> [Problem to solve] Keep every line in which "Himothin" occurs and drop the rest of the data.

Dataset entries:
▬▬▬▬▬▬▬▬▬▬

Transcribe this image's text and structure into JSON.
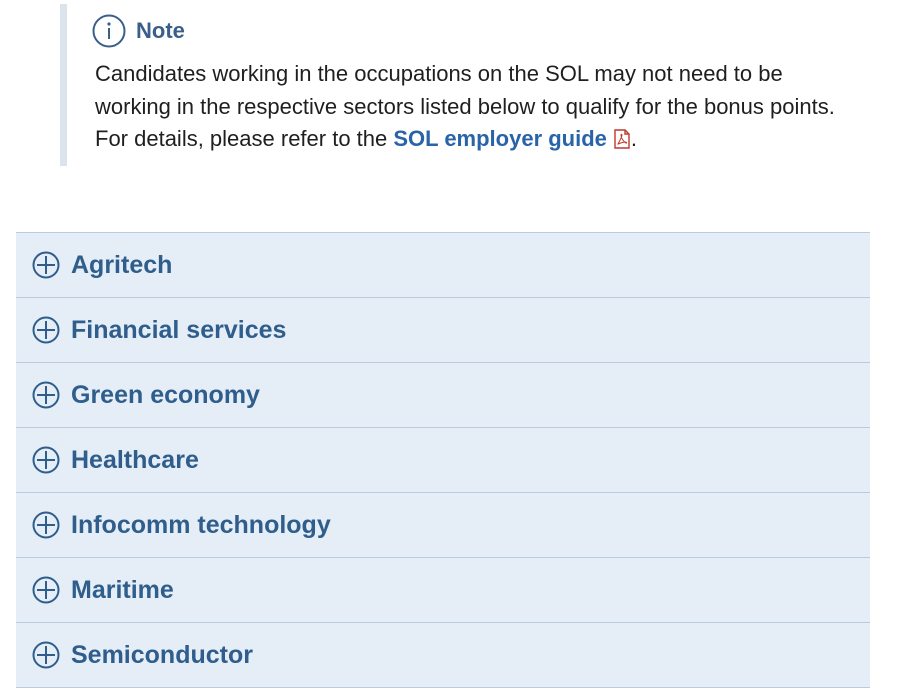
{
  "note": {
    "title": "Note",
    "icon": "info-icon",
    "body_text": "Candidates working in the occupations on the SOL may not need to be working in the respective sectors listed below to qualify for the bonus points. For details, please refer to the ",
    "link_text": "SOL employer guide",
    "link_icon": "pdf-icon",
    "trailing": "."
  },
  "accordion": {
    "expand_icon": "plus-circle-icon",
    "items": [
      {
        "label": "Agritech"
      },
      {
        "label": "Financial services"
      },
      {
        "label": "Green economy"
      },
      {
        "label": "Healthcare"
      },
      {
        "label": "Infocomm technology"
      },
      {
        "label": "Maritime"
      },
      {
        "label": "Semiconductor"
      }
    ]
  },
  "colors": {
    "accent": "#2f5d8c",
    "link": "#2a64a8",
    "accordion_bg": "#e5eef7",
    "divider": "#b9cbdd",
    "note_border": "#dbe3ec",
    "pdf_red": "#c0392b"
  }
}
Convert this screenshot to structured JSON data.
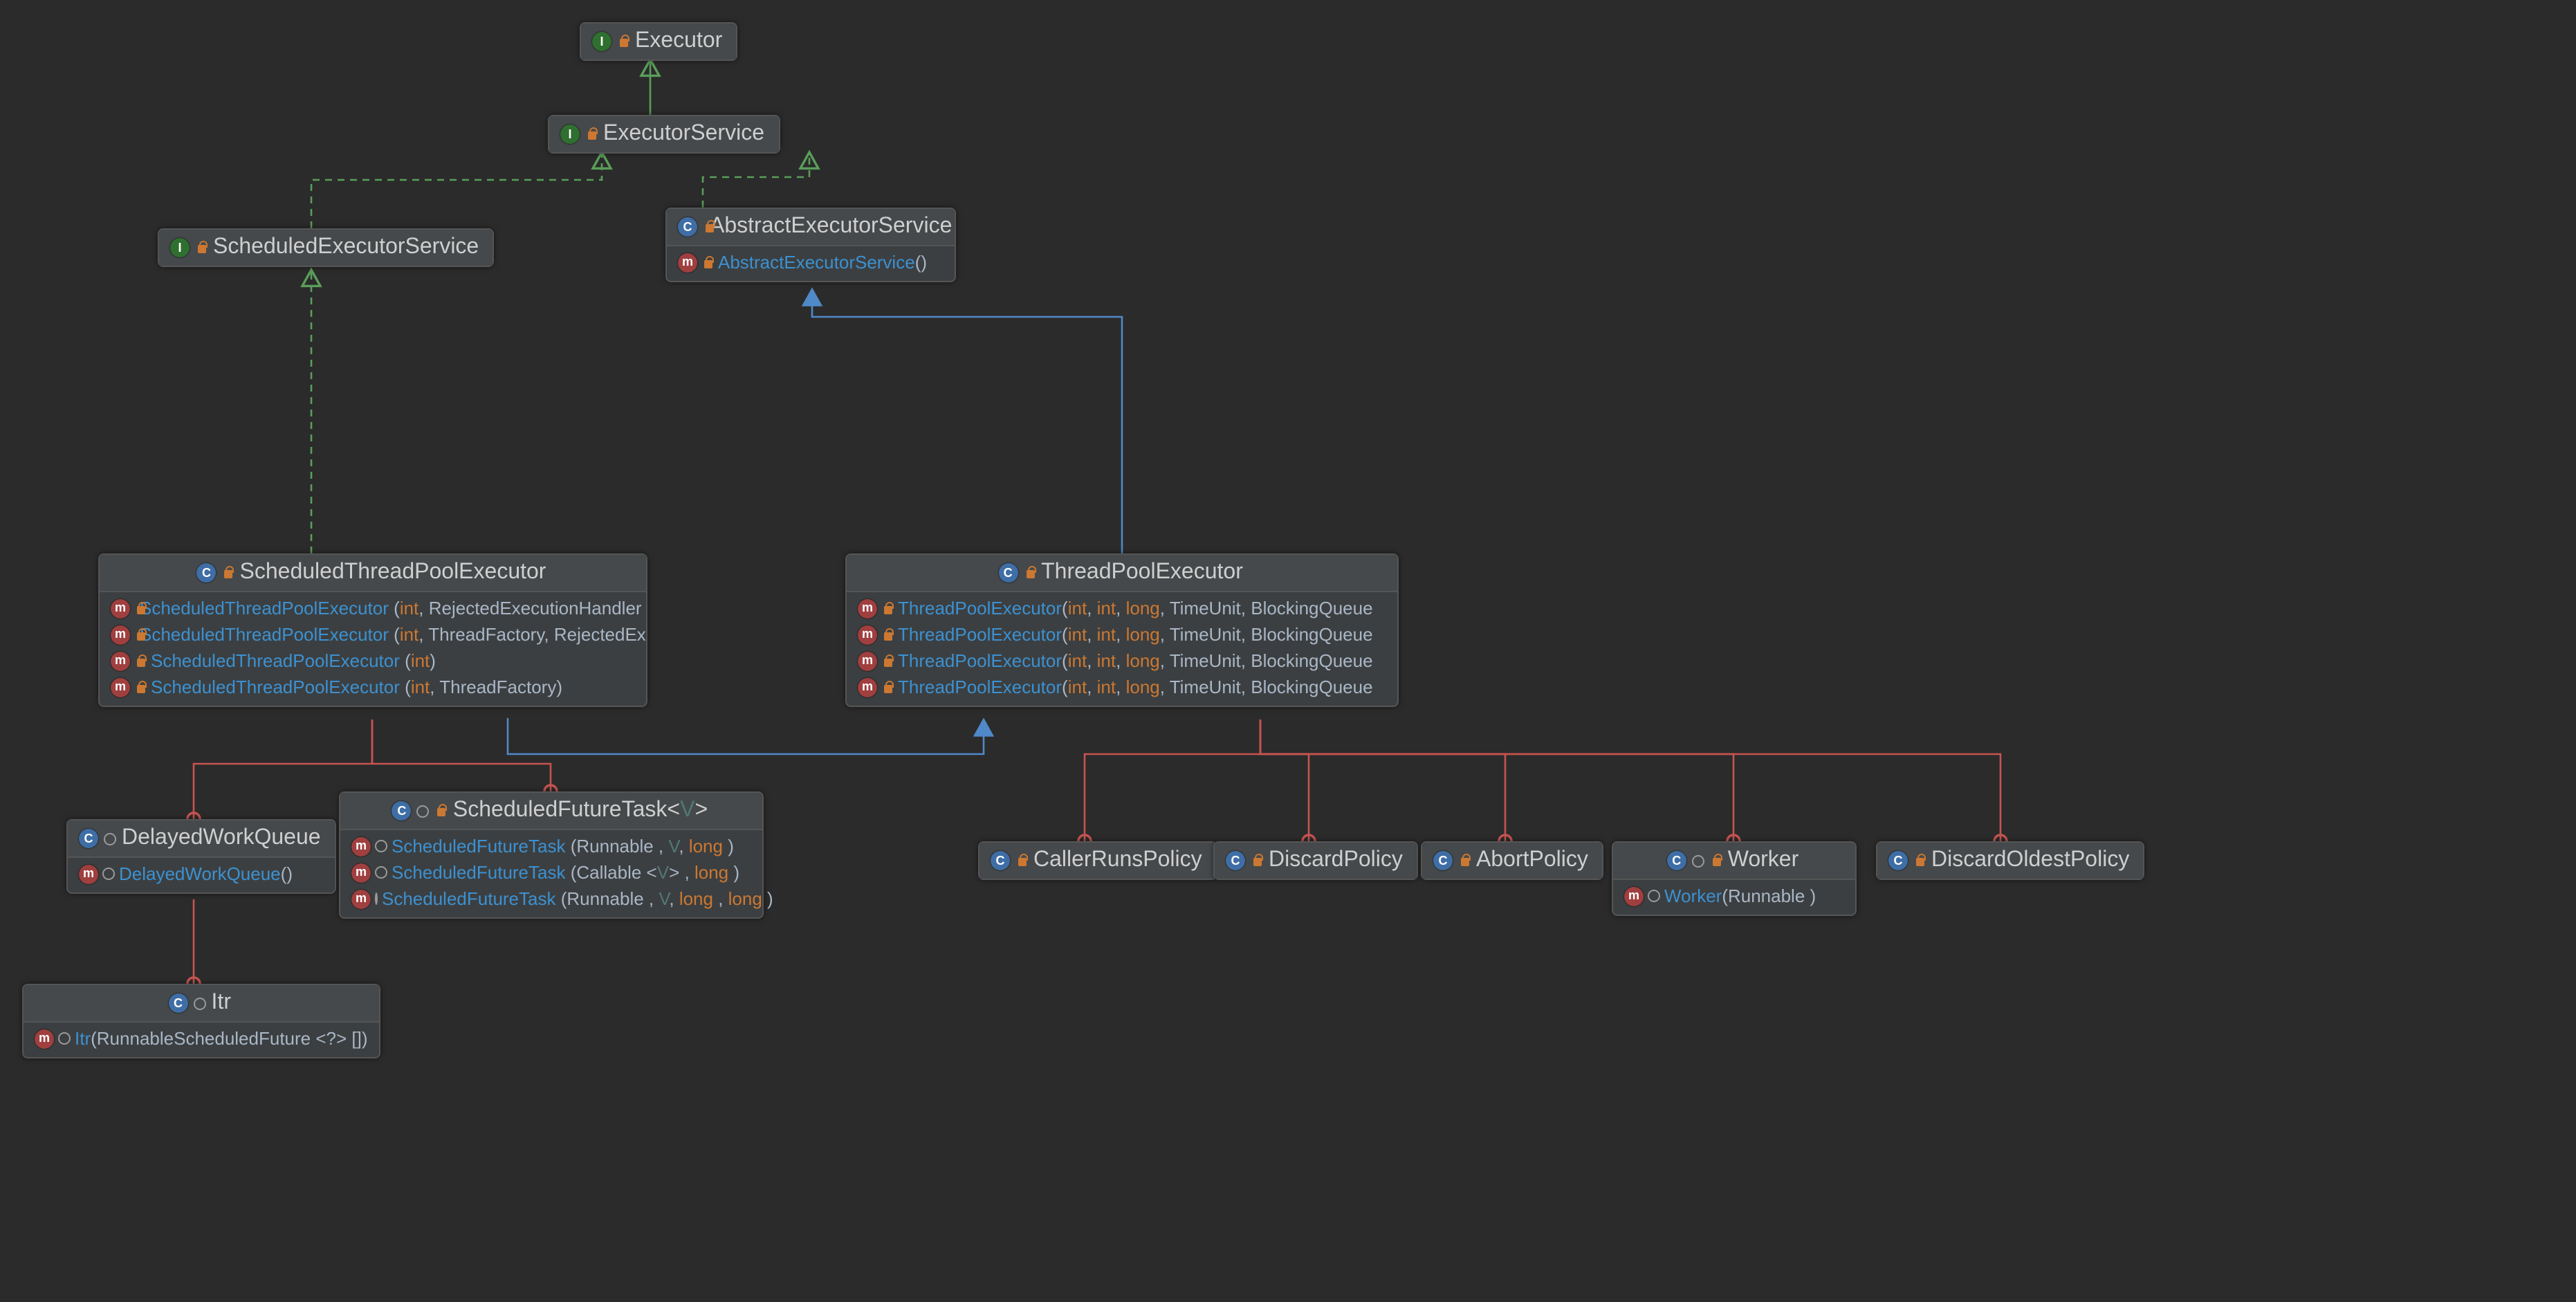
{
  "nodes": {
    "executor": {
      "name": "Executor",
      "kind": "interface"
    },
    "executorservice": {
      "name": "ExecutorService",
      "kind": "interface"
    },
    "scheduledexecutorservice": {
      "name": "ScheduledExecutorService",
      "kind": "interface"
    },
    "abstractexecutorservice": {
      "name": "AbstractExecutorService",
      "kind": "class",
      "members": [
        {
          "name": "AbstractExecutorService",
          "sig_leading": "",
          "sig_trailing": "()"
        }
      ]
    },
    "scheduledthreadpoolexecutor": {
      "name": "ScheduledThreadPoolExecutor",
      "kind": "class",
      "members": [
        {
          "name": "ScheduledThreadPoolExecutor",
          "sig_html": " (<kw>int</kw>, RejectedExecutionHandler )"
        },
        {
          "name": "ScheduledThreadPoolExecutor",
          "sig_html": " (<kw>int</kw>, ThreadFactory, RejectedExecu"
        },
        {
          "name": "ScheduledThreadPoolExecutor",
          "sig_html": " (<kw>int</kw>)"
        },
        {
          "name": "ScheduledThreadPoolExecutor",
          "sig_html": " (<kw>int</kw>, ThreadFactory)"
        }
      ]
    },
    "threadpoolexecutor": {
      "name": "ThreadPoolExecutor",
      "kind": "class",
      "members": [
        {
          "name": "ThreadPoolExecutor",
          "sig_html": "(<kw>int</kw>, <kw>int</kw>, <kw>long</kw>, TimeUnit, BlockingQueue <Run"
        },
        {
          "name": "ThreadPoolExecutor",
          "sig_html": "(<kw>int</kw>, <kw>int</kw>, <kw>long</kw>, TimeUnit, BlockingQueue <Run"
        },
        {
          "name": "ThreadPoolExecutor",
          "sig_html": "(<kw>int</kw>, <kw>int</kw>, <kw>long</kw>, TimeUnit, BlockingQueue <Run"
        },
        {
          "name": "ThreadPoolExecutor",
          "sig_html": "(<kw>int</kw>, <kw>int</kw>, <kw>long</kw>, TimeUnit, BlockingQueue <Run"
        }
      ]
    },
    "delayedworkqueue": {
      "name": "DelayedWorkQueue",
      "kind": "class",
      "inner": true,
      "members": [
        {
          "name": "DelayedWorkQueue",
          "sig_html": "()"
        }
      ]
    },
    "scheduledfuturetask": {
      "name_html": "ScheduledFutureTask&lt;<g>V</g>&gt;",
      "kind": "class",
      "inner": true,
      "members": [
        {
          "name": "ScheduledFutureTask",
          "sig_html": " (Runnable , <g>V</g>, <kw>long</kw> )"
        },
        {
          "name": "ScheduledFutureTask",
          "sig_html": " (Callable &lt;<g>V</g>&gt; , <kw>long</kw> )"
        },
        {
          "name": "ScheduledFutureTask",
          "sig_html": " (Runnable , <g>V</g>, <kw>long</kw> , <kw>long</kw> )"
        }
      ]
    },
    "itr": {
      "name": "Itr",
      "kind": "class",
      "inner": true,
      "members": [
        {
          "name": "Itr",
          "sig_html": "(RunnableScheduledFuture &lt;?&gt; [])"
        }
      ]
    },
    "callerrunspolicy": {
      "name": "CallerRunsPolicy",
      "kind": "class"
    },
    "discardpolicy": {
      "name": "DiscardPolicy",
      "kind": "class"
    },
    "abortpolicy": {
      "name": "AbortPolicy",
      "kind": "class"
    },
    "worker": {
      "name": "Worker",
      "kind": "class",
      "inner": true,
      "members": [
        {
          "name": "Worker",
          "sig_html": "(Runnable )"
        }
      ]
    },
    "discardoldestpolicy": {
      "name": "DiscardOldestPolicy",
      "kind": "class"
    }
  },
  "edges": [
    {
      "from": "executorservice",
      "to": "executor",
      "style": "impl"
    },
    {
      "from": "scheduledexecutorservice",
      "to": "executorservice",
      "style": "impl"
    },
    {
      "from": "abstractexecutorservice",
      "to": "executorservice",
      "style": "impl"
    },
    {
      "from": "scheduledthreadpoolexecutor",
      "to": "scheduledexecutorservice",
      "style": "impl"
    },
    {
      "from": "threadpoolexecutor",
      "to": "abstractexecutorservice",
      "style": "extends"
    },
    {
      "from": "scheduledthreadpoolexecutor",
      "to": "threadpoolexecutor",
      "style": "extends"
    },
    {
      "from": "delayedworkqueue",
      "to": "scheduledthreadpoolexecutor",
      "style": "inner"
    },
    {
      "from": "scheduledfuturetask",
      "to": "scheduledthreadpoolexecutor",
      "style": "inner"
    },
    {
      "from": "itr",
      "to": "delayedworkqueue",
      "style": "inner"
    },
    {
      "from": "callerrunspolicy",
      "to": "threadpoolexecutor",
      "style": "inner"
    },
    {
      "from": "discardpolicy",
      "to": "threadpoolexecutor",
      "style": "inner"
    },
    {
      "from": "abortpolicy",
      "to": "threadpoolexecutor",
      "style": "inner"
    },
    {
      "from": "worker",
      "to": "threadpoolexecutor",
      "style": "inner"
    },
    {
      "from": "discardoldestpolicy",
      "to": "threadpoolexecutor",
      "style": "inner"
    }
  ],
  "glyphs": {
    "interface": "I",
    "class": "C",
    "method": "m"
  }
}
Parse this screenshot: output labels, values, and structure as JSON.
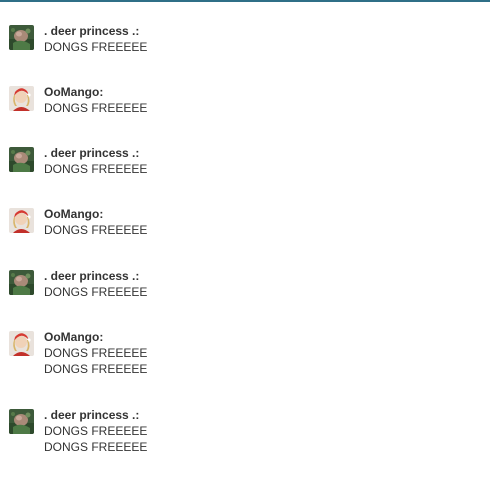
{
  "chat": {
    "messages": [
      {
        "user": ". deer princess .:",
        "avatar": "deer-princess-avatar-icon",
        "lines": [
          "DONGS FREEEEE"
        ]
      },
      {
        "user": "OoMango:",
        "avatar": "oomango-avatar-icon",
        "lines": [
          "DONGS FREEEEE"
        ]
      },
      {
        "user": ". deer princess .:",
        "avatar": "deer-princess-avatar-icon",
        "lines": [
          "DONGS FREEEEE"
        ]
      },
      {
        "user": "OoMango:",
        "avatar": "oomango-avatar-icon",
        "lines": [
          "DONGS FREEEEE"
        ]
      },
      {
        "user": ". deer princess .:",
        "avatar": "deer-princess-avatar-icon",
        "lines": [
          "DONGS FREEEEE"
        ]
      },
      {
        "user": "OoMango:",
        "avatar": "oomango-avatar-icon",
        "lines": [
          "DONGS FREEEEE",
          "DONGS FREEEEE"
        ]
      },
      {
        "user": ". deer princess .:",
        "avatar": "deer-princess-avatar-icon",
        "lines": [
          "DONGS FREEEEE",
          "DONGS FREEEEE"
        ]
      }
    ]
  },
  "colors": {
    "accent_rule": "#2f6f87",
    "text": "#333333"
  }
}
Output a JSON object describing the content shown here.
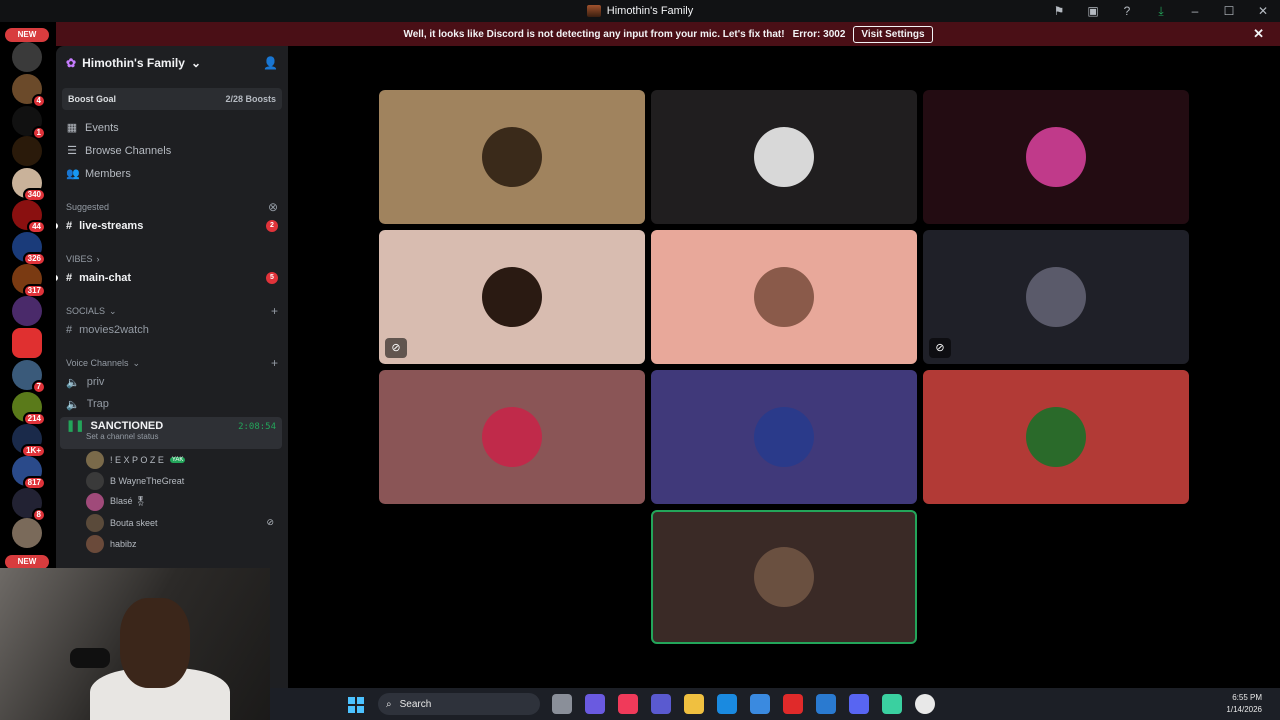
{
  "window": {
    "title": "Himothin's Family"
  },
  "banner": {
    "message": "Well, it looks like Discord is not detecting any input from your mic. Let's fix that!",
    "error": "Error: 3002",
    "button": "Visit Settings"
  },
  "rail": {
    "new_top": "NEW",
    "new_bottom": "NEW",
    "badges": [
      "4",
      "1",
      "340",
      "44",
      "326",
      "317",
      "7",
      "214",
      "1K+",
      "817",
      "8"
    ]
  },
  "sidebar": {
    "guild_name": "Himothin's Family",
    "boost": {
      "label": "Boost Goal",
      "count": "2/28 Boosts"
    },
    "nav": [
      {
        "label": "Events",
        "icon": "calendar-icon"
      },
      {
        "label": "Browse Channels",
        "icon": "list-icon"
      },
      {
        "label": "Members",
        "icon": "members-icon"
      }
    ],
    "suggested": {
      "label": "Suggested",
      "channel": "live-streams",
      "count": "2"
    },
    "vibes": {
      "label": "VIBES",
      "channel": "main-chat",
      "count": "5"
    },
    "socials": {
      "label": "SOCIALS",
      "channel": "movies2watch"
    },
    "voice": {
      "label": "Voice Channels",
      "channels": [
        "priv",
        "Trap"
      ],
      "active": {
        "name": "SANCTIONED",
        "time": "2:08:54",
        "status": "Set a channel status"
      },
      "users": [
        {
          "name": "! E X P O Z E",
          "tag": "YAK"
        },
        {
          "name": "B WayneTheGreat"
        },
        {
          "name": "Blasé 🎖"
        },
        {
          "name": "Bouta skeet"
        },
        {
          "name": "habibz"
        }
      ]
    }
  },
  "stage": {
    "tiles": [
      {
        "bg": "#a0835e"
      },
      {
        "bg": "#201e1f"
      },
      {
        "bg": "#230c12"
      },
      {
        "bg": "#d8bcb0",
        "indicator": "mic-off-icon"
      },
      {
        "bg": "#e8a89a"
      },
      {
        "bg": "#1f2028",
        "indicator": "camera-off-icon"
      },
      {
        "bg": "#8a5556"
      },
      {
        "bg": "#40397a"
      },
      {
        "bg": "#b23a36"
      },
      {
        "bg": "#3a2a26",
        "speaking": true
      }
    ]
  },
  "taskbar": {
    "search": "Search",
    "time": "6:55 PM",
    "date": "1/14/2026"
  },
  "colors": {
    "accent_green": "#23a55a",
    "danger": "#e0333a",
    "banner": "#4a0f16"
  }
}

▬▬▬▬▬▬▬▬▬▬

> [Response]
    "title": "Himothin's Family"
    "guild_name": "Himothin's Family",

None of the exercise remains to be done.